TOKYO, Jan 29, 2013 (AFP) - Japan said on Tuesday it would give US$120 million (S$148.4 million) of new cash to help stabilise the Islamist-infested Sahel region of North Africa, days after 10 Japanese were killed when jihadists stormed an Algerian gas plant.
"The Japanese government plans to give an additional US$120 million to help stabilise Mali and the Sahel region," Foreign Minister Fumio Kishida said.
"This is to help the region to strengthen governance and security, including aid for peacekeeping operations."
Japan was hit hard by the four-day siege in the Algerian desert, when heavily-armed militants took hundreds of people hostage.

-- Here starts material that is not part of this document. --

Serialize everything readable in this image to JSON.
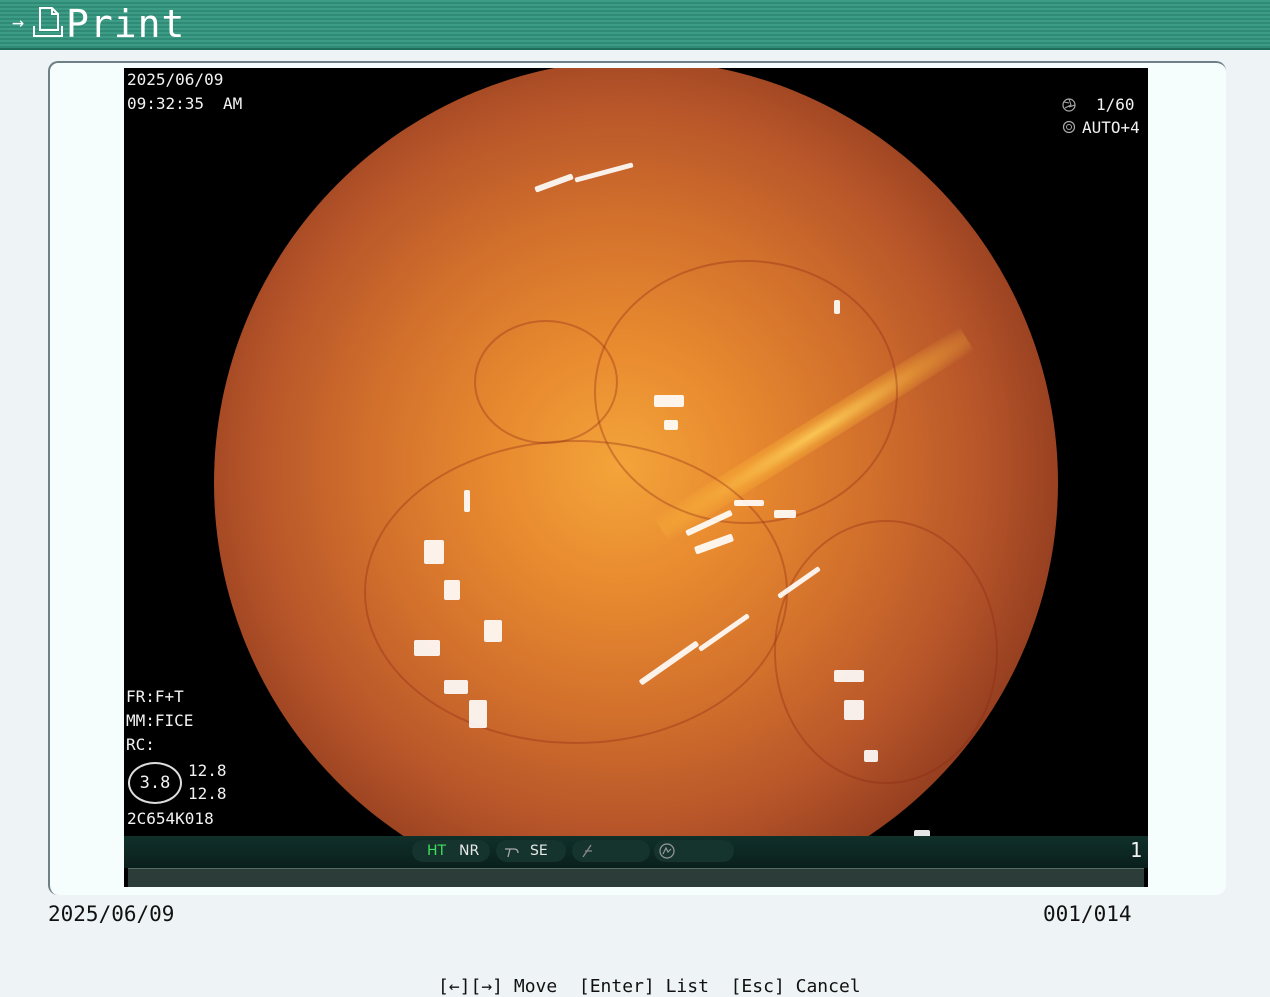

The stand-off ended in bloodshed when Algerian commandos stormed the plant, with some reports talking of summary executions of hostages in the final firefight.
Of the at least 37 foreigners known to have died, Japan's toll of 10 was the highest of any country whose nationals were caught up in the siege.

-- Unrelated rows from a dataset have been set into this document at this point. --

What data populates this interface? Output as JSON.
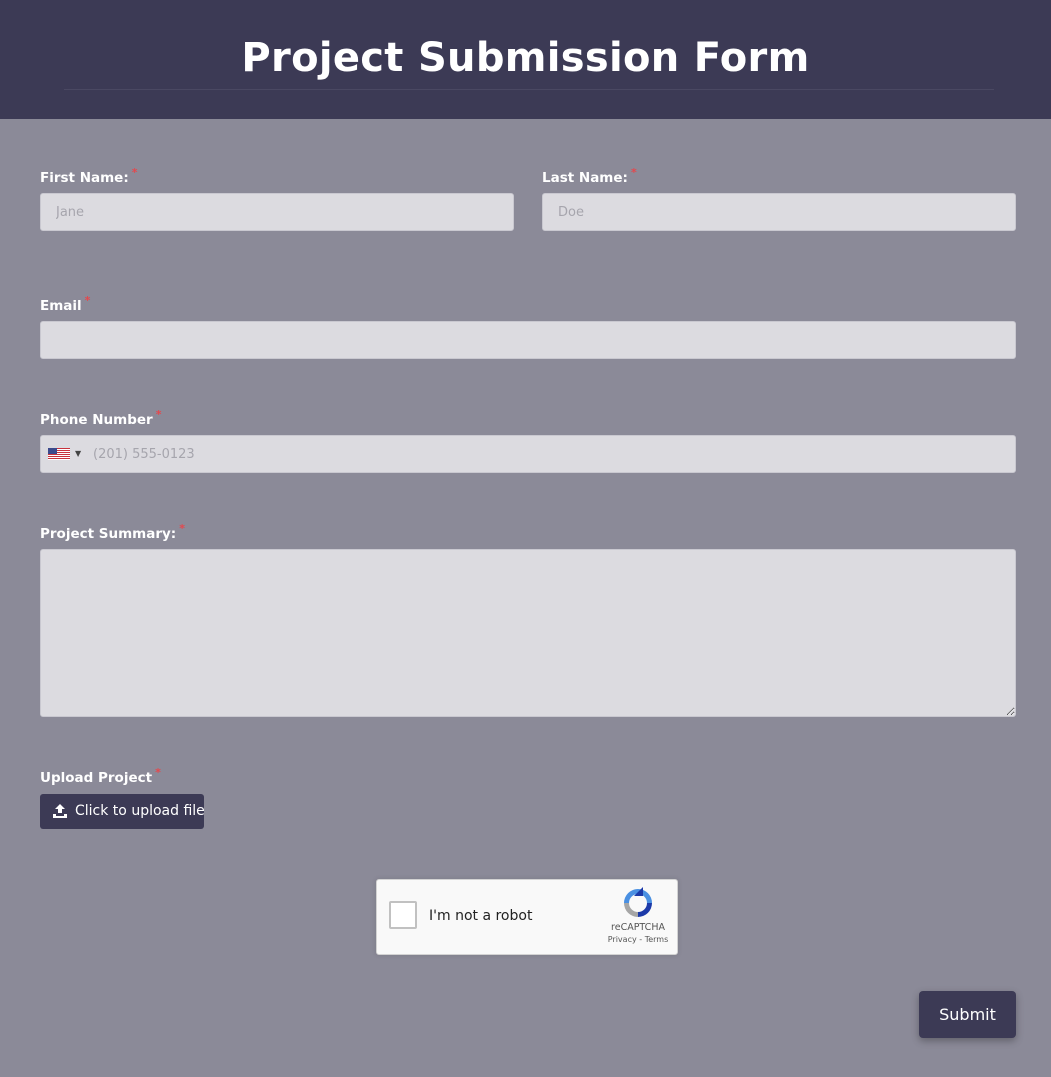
{
  "header": {
    "title": "Project Submission Form"
  },
  "form": {
    "first_name": {
      "label": "First Name:",
      "required": "*",
      "placeholder": "Jane",
      "value": ""
    },
    "last_name": {
      "label": "Last Name:",
      "required": "*",
      "placeholder": "Doe",
      "value": ""
    },
    "email": {
      "label": "Email",
      "required": "*",
      "placeholder": "",
      "value": ""
    },
    "phone": {
      "label": "Phone Number",
      "required": "*",
      "placeholder": "(201) 555-0123",
      "value": "",
      "country_flag_icon": "us-flag-icon"
    },
    "summary": {
      "label": "Project Summary:",
      "required": "*",
      "placeholder": "",
      "value": ""
    },
    "upload": {
      "label": "Upload Project",
      "required": "*",
      "button_label": "Click to upload file",
      "icon": "upload-icon"
    }
  },
  "recaptcha": {
    "checkbox_label": "I'm not a robot",
    "brand": "reCAPTCHA",
    "privacy": "Privacy",
    "separator": " - ",
    "terms": "Terms"
  },
  "submit": {
    "label": "Submit"
  },
  "colors": {
    "header_bg": "#3c3a55",
    "page_bg": "#8b8a98",
    "input_bg": "#dcdbe0",
    "required_mark": "#e5484d",
    "button_bg": "#3c3a55"
  }
}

All of the Japanese who died were employed by plant engineering firm JGC, which, along with a number of other similar firms from resource-starved Japan, is active in North Africa.

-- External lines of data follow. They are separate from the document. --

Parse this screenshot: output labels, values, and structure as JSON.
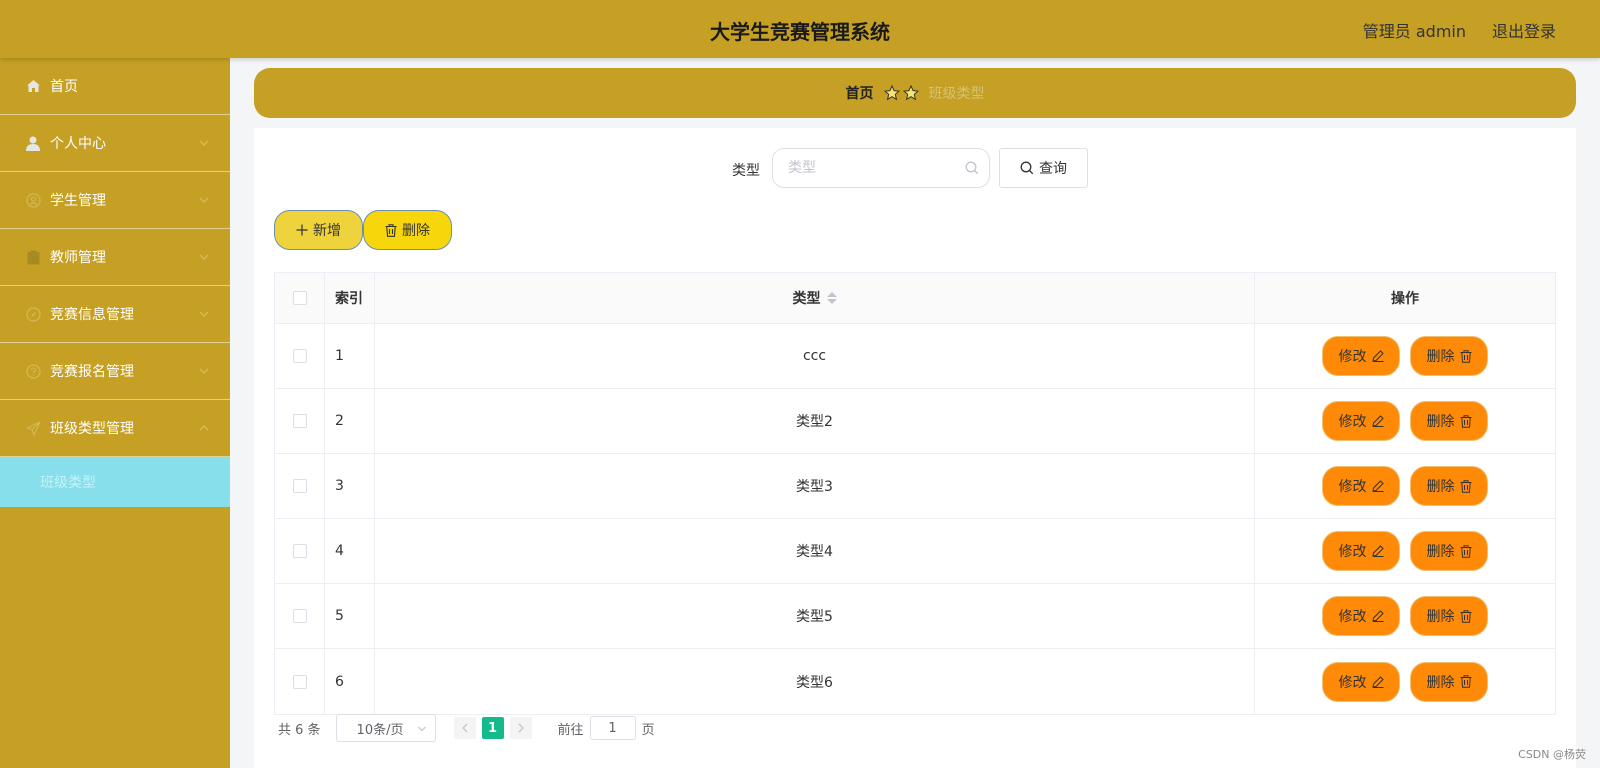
{
  "header": {
    "title": "大学生竞赛管理系统",
    "user": "管理员 admin",
    "logout": "退出登录"
  },
  "sidebar": {
    "items": [
      {
        "label": "首页",
        "icon": "home-icon"
      },
      {
        "label": "个人中心",
        "icon": "user-icon"
      },
      {
        "label": "学生管理",
        "icon": "student-icon"
      },
      {
        "label": "教师管理",
        "icon": "clipboard-icon"
      },
      {
        "label": "竞赛信息管理",
        "icon": "compass-icon"
      },
      {
        "label": "竞赛报名管理",
        "icon": "info-circle-icon"
      },
      {
        "label": "班级类型管理",
        "icon": "send-icon"
      }
    ],
    "subitem": "班级类型"
  },
  "breadcrumb": {
    "home": "首页",
    "current": "班级类型"
  },
  "search": {
    "label": "类型",
    "placeholder": "类型",
    "query_label": "查询"
  },
  "actions": {
    "add_label": "新增",
    "delete_label": "删除"
  },
  "table": {
    "headers": {
      "index": "索引",
      "type": "类型",
      "ops": "操作"
    },
    "rows": [
      {
        "index": "1",
        "type": "ccc"
      },
      {
        "index": "2",
        "type": "类型2"
      },
      {
        "index": "3",
        "type": "类型3"
      },
      {
        "index": "4",
        "type": "类型4"
      },
      {
        "index": "5",
        "type": "类型5"
      },
      {
        "index": "6",
        "type": "类型6"
      }
    ],
    "edit_label": "修改",
    "delete_label": "删除"
  },
  "pagination": {
    "total": "共 6 条",
    "page_size": "10条/页",
    "current_page": "1",
    "goto_prefix": "前往",
    "goto_value": "1",
    "goto_suffix": "页"
  },
  "watermark": "CSDN @杨荧",
  "colors": {
    "accent": "#c5a024",
    "submenu_active": "#86dfeb",
    "op_button": "#fe8a07",
    "add_button": "#efd33d",
    "delete_button": "#f7d70b",
    "page_active": "#13ba8a"
  }
}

"We expect this aid to help strengthen the AFISMA mission and abate the poverty that could breed terrorism," Mr Kishida said, referring to the African-led International Support Mission to Mali, which has UN Security Council backing.